"With the support, infrastructure and leadership from recognized automation companies, the buildings industry has benefited from having skilled use of BACnet throughout the world," says Dan Halvorson, North American controls director with McQuay International. "Regardless of vendor, if a facility executive selects BACnet-communicating equipment, it minimizes the complexity of the installation, startup, commissioning and operations for the contract installers, commissioning agents, controls contractor or automation companies."
Because BACnet is an open system, facility managers no longer are tied forever to the manufacturer or installer of the system. They can go to another BACnet provider if service or costs are not in line with their needs or expectations.
"Customers are no longer 'locked' into a single vendor for equipment as used to be the case with proprietary interfaces," Martocci says. "Many bid requests now require BACnet interface support. This gives customers the ability to later mix and match devices and subsystems in a building, while assuring overall communication compatibility."
Another benefit is the ability to easily connect an installed system to HVAC equipment that comes with BACnet-based controls on board. "Other subsystems, such as lighting controls, access controls and even fire control systems, are now coming with BACnet controls that provide much easier connectivity and allow for sharing of information," says Larry Haakenstad, director of sales for Alerton.

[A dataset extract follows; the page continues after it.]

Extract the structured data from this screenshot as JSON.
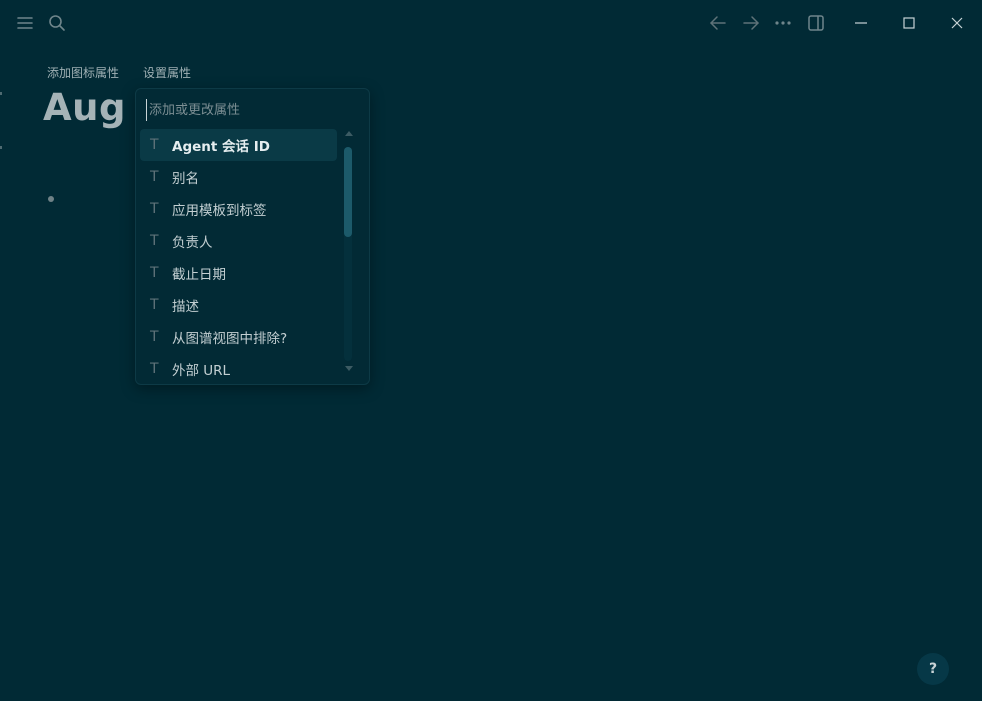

How It Works
As Yaskawa's Kaiser explains it, a typical BACnet communication scenario, with a "master-slave/token passing" (MS/TP) interface in a local area network (LAN), works like this: "To facilitate communications on the network, a node will pass a token, a small packet of information, to another node across the network," he says. "Master devices are allowed to have the token, whereas slave devices are allowed only to respond to requests from master devices."
Typically master devices in a BACnet system would be controller devices that speak to other system components, or the slave devices, that perform the required action — i.e., adjusting the HVAC system, turning on or dimming lighting, etc. BACnet is the communication protocol used by the system, not the control system itself.
Through BACnet's open communications protocol, however, control systems also can be integrated to provide key operational and benchmark data to the facilities team, helping them make decisions about their building's efficiency goals and operations.
"Because a BACnet system and its subsystems can communicate data more effectively than one using a variety of protocols, the controls solution provider can design a system that provides the facility executive with the data he or she needs to run a building most effectively for desired financial outcomes," notes Todd Cowles, sales director — Americas for Trend Controls.
Control Systems in Existing Buildings
In your existing buildings, which of the following are used in at least one application:
Source: BOM survey
About BACnet International
Simply put, BACnet International provides support for the BACnet community of users, suppliers, specifiers and integrators. BACnet International promotes the use of the BACnet standard in a variety of ways, including:
For more information, visit the organization's website at www.bacnetinternational.org.